Milling & Baking News - November 4, 2008 - (Page 1)

THE NEWS WEEKLY OF GRAIN-BASED FOODS NOVEMBER 4, 2008 / NEWS Wheat prices tumble with financial markets; uneasy prospects longer term Cereal and snack sales drive profit growth at Kellogg Story on Page 12 LATE NEWS I.B.C. gets go ahead to seek creditor approval KANSAS CITY - U.S. Bankruptcy Judge Jerry Venters on Oct. 30 approved a disclosure statement put forth by Interstate Bakeries Corp. that will allow the company to seek creditor approval of its reorganization plan and set the stage for the wholesale baker to emerge from bankruptcy protection. The reorganization plan will be mailed to creditors by Nov. 6 and must be voted on by Dec. 1. Mr. Venters has scheduled a confirmation hearing for Dec. 5, and if the plan is approved, attorneys for I.B.C. said the company would emerge from bankruptcy by Dec. 15. I.B.C., which filed for Chapter 11 bankruptcy Continued on Page 8 KANSAS CITY - How much further prices will decline remains unclear amid the unwinding of what in hindsight increasingly appears to have been a bubble in agricultural commodity prices. While analysts interviewed by Milling & Baking News were reluctant to forecast lows given the powerful downward momentum, they also warned that grainbased foods is not "out of the woods" regarding the adequacy of long-term supplies. As a result, the industry remains vulnerable to volatile swings in the years ahead. The freefall in world financial, equity and commodity markets combined with generally bearish supply-demand fundamentals to push wheat prices sharply lower since the Northern Hemisphere harvest. With world wheat production projected to set a new record in 2008-09 by a wide margin and wheat stocks in the United States and around the world increasing from the lowest levels in decades, wheat prices began tumbling from all-time highs set last winter even before the financial market meltdown began in mid-September. But once the plunge in financial markets and equity values occurred, wheat and other agricultural commodities seemed to be "joined at the hip" with those markets and may remain so until a semblance of stability emerges, veteran wheat market analysts said. "Commodity funds, traders and commercial buyers seem to look first to what is happening with the U.S. dollar, crude oil and the U.S. and world equity markets as indicators as to how they should trade agricultural commodities," said Paul Meyer, vice-president of commodity analysis, Connell Purchasing Services, Berkeley Heights, N.J. Mr. Meyer Continued on Page 19 Open outcry era to end at Minneapolis Grain Exchange MINNEAPOLIS - The 125-year era of open outcry trading of grain futures and options at the Minneapolis Grain Exchange (MGEX) is set to end Dec. 19 when the exchange moves exclusively to electronic trading. The move, which was approved recently by the MGEX board of directors but remains subject to MGEX ownership approval, for which ballots will be counted Nov. 18, means the exchange would operate exclusively through the CME Globex electronic trading platform. "The future is here," said Michael Walter, president of the Commodity Markets Council, an association of the nation's commodity futures exchanges. He said the move to electronic trading made tremendous sense for the MGEX and its members. "The trading community is successfully migrating to the electronic platform, and we are focused on providing greater MGEX operating efficiencies for Continued on Page 9

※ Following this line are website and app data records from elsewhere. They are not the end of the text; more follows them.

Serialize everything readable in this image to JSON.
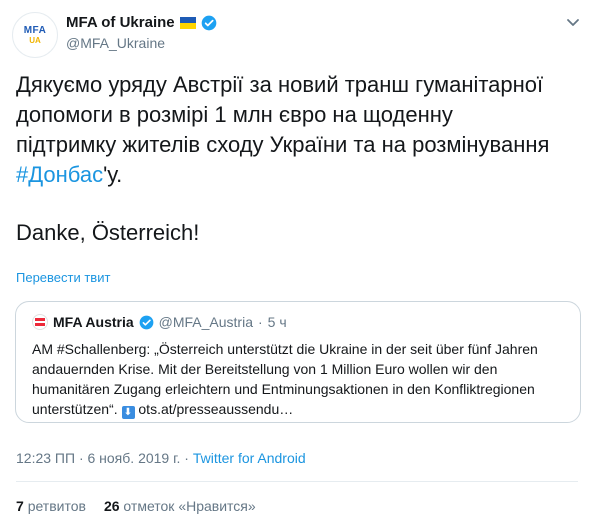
{
  "tweet": {
    "avatar_text": "MFA",
    "avatar_sub": "UA",
    "display_name": "MFA of Ukraine",
    "handle": "@MFA_Ukraine",
    "text_line1": "Дякуємо уряду Австрії за новий транш гуманітарної",
    "text_line2": "допомоги в розмірі 1 млн євро на щоденну",
    "text_line3": "підтримку жителів сходу України та на розмінування",
    "hashtag": "#Донбас",
    "hashtag_suffix": "'у.",
    "text_line5": "Danke, Österreich!",
    "translate_label": "Перевести твит"
  },
  "quoted": {
    "display_name": "MFA Austria",
    "handle": "@MFA_Austria",
    "separator": "·",
    "time": "5 ч",
    "text": "AM #Schallenberg: „Österreich unterstützt die Ukraine in der seit über fünf Jahren andauernden Krise. Mit der Bereitstellung von 1 Million Euro wollen wir den humanitären Zugang erleichtern und Entminungsaktionen in den Konfliktregionen unterstützen“.",
    "arrow": "⬇",
    "link": "ots.at/presseaussendu…"
  },
  "meta": {
    "timestamp": "12:23 ПП · 6 нояб. 2019 г. ·",
    "source": "Twitter for Android"
  },
  "stats": {
    "retweets_count": "7",
    "retweets_label": "ретвитов",
    "likes_count": "26",
    "likes_label": "отметок «Нравится»"
  },
  "colors": {
    "link": "#1b95e0",
    "verified": "#1da1f2",
    "muted": "#657786"
  },
  "icons": [
    "verified-badge-icon",
    "ukraine-flag-icon",
    "chevron-down-icon",
    "austria-flag-icon",
    "down-arrow-icon"
  ]
}
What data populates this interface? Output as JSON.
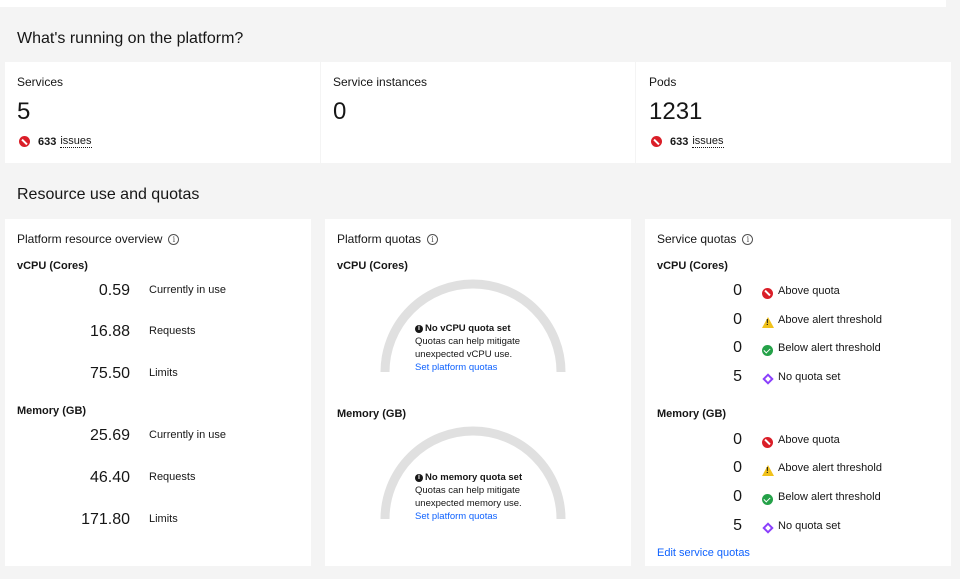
{
  "running": {
    "title": "What's running on the platform?",
    "cards": [
      {
        "label": "Services",
        "value": "5",
        "issues_count": "633",
        "issues_word": "issues"
      },
      {
        "label": "Service instances",
        "value": "0"
      },
      {
        "label": "Pods",
        "value": "1231",
        "issues_count": "633",
        "issues_word": "issues"
      }
    ]
  },
  "resources": {
    "title": "Resource use and quotas",
    "overview": {
      "title": "Platform resource overview",
      "vcpu": {
        "heading": "vCPU (Cores)",
        "rows": [
          {
            "value": "0.59",
            "label": "Currently in use"
          },
          {
            "value": "16.88",
            "label": "Requests"
          },
          {
            "value": "75.50",
            "label": "Limits"
          }
        ]
      },
      "memory": {
        "heading": "Memory (GB)",
        "rows": [
          {
            "value": "25.69",
            "label": "Currently in use"
          },
          {
            "value": "46.40",
            "label": "Requests"
          },
          {
            "value": "171.80",
            "label": "Limits"
          }
        ]
      }
    },
    "platform_quotas": {
      "title": "Platform quotas",
      "vcpu": {
        "heading": "vCPU (Cores)",
        "msg_title": "No vCPU quota set",
        "msg_line1": "Quotas can help mitigate",
        "msg_line2": "unexpected vCPU use.",
        "link": "Set platform quotas"
      },
      "memory": {
        "heading": "Memory (GB)",
        "msg_title": "No memory quota set",
        "msg_line1": "Quotas can help mitigate",
        "msg_line2": "unexpected memory use.",
        "link": "Set platform quotas"
      }
    },
    "service_quotas": {
      "title": "Service quotas",
      "vcpu": {
        "heading": "vCPU (Cores)",
        "rows": [
          {
            "value": "0",
            "label": "Above quota",
            "icon": "error-icon"
          },
          {
            "value": "0",
            "label": "Above alert threshold",
            "icon": "warning-icon"
          },
          {
            "value": "0",
            "label": "Below alert threshold",
            "icon": "success-icon"
          },
          {
            "value": "5",
            "label": "No quota set",
            "icon": "diamond-icon"
          }
        ]
      },
      "memory": {
        "heading": "Memory (GB)",
        "rows": [
          {
            "value": "0",
            "label": "Above quota",
            "icon": "error-icon"
          },
          {
            "value": "0",
            "label": "Above alert threshold",
            "icon": "warning-icon"
          },
          {
            "value": "0",
            "label": "Below alert threshold",
            "icon": "success-icon"
          },
          {
            "value": "5",
            "label": "No quota set",
            "icon": "diamond-icon"
          }
        ]
      },
      "edit_link": "Edit service quotas"
    }
  },
  "colors": {
    "error": "#da1e28",
    "warning": "#f1c21b",
    "success": "#24a148",
    "no_quota": "#8a3ffc",
    "link": "#0f62fe",
    "gauge": "#e0e0e0"
  }
}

Table of Contents for the Digital Edition of Milling & Baking News - November 4, 2008


Milling & Baking News - November 4, 2008